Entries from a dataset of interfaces
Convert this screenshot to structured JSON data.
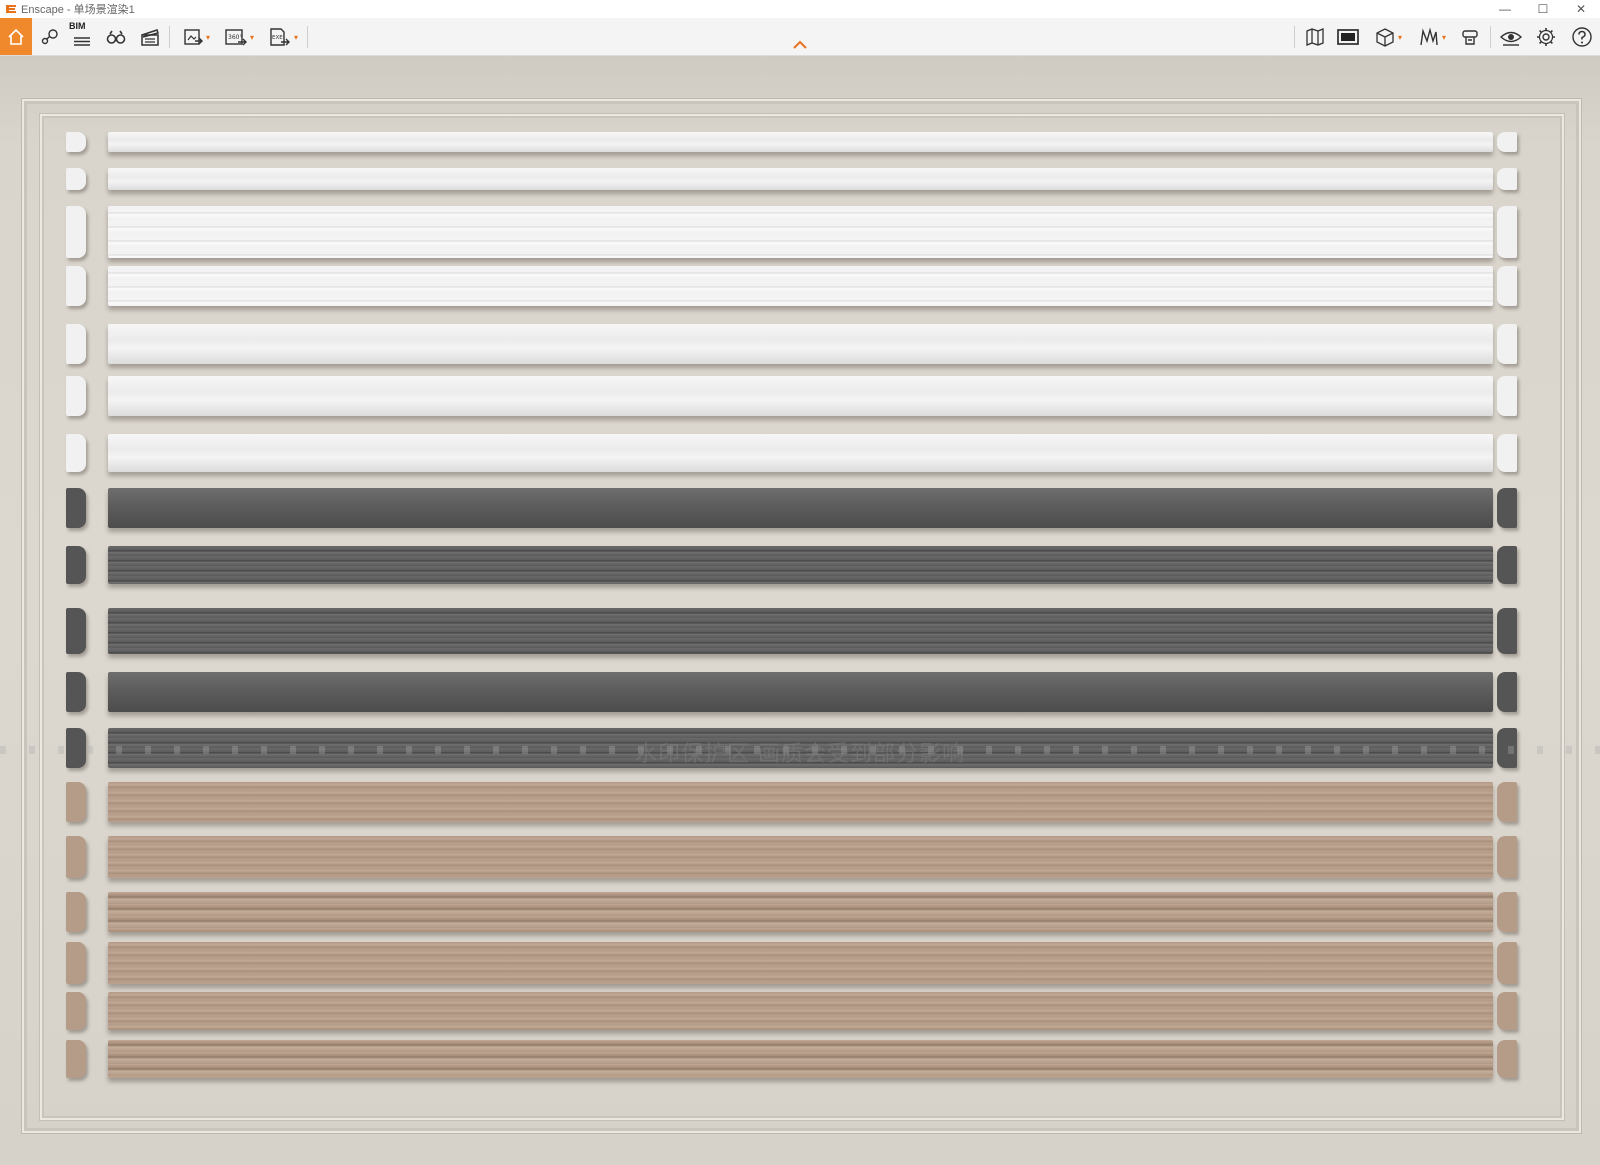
{
  "window": {
    "app_name": "Enscape",
    "title": "Enscape - 单场景渲染1",
    "controls": [
      "—",
      "☐",
      "✕"
    ]
  },
  "toolbar": {
    "bim_label": "BIM",
    "collapse_icon": "chevron-up-icon",
    "left_tools": [
      "home-icon",
      "camera-path-icon",
      "bim-icon",
      "binoculars-icon",
      "clapper-icon",
      "screenshot-export-icon",
      "panorama-360-export-icon",
      "exe-export-icon"
    ],
    "right_tools": [
      "map-icon",
      "image-view-icon",
      "cube-icon",
      "asset-library-icon",
      "material-editor-icon",
      "visibility-icon",
      "settings-gear-icon",
      "help-icon"
    ],
    "export_360_label": "360°",
    "export_exe_label": "EXE"
  },
  "viewport": {
    "watermark_text": "水印保护区  画质会受到部分影响",
    "brand_mark": "知末",
    "moldings": [
      {
        "color": "white",
        "style": "flat"
      },
      {
        "color": "white",
        "style": "flat"
      },
      {
        "color": "white",
        "style": "ribbed"
      },
      {
        "color": "white",
        "style": "ribbed"
      },
      {
        "color": "white",
        "style": "flat"
      },
      {
        "color": "white",
        "style": "flat"
      },
      {
        "color": "white",
        "style": "flat"
      },
      {
        "color": "grey",
        "style": "flat"
      },
      {
        "color": "grey",
        "style": "ribbed"
      },
      {
        "color": "grey",
        "style": "ribbed"
      },
      {
        "color": "grey",
        "style": "flat"
      },
      {
        "color": "grey",
        "style": "ribbed"
      },
      {
        "color": "wood",
        "style": "flat"
      },
      {
        "color": "wood",
        "style": "flat"
      },
      {
        "color": "wood",
        "style": "ribbed"
      },
      {
        "color": "wood",
        "style": "flat"
      },
      {
        "color": "wood",
        "style": "flat"
      },
      {
        "color": "wood",
        "style": "ribbed"
      }
    ]
  },
  "colors": {
    "accent": "#f0892b",
    "wall": "#dcd8d0",
    "white_molding": "#f1f1f1",
    "grey_molding": "#5b5b5b",
    "wood_molding": "#b8a08c"
  }
}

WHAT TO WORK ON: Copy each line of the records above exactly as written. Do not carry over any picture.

SOLUTION BELOW:
Convert this screenshot to structured JSON data.
{
  "window": {
    "app_name": "Enscape",
    "title": "Enscape - 单场景渲染1",
    "controls": [
      "—",
      "☐",
      "✕"
    ]
  },
  "toolbar": {
    "bim_label": "BIM",
    "collapse_icon": "chevron-up-icon",
    "left_tools": [
      "home-icon",
      "camera-path-icon",
      "bim-icon",
      "binoculars-icon",
      "clapper-icon",
      "screenshot-export-icon",
      "panorama-360-export-icon",
      "exe-export-icon"
    ],
    "right_tools": [
      "map-icon",
      "image-view-icon",
      "cube-icon",
      "asset-library-icon",
      "material-editor-icon",
      "visibility-icon",
      "settings-gear-icon",
      "help-icon"
    ],
    "export_360_label": "360°",
    "export_exe_label": "EXE"
  },
  "viewport": {
    "watermark_text": "水印保护区  画质会受到部分影响",
    "brand_mark": "知末",
    "moldings": [
      {
        "color": "white",
        "style": "flat"
      },
      {
        "color": "white",
        "style": "flat"
      },
      {
        "color": "white",
        "style": "ribbed"
      },
      {
        "color": "white",
        "style": "ribbed"
      },
      {
        "color": "white",
        "style": "flat"
      },
      {
        "color": "white",
        "style": "flat"
      },
      {
        "color": "white",
        "style": "flat"
      },
      {
        "color": "grey",
        "style": "flat"
      },
      {
        "color": "grey",
        "style": "ribbed"
      },
      {
        "color": "grey",
        "style": "ribbed"
      },
      {
        "color": "grey",
        "style": "flat"
      },
      {
        "color": "grey",
        "style": "ribbed"
      },
      {
        "color": "wood",
        "style": "flat"
      },
      {
        "color": "wood",
        "style": "flat"
      },
      {
        "color": "wood",
        "style": "ribbed"
      },
      {
        "color": "wood",
        "style": "flat"
      },
      {
        "color": "wood",
        "style": "flat"
      },
      {
        "color": "wood",
        "style": "ribbed"
      }
    ]
  },
  "colors": {
    "accent": "#f0892b",
    "wall": "#dcd8d0",
    "white_molding": "#f1f1f1",
    "grey_molding": "#5b5b5b",
    "wood_molding": "#b8a08c"
  }
}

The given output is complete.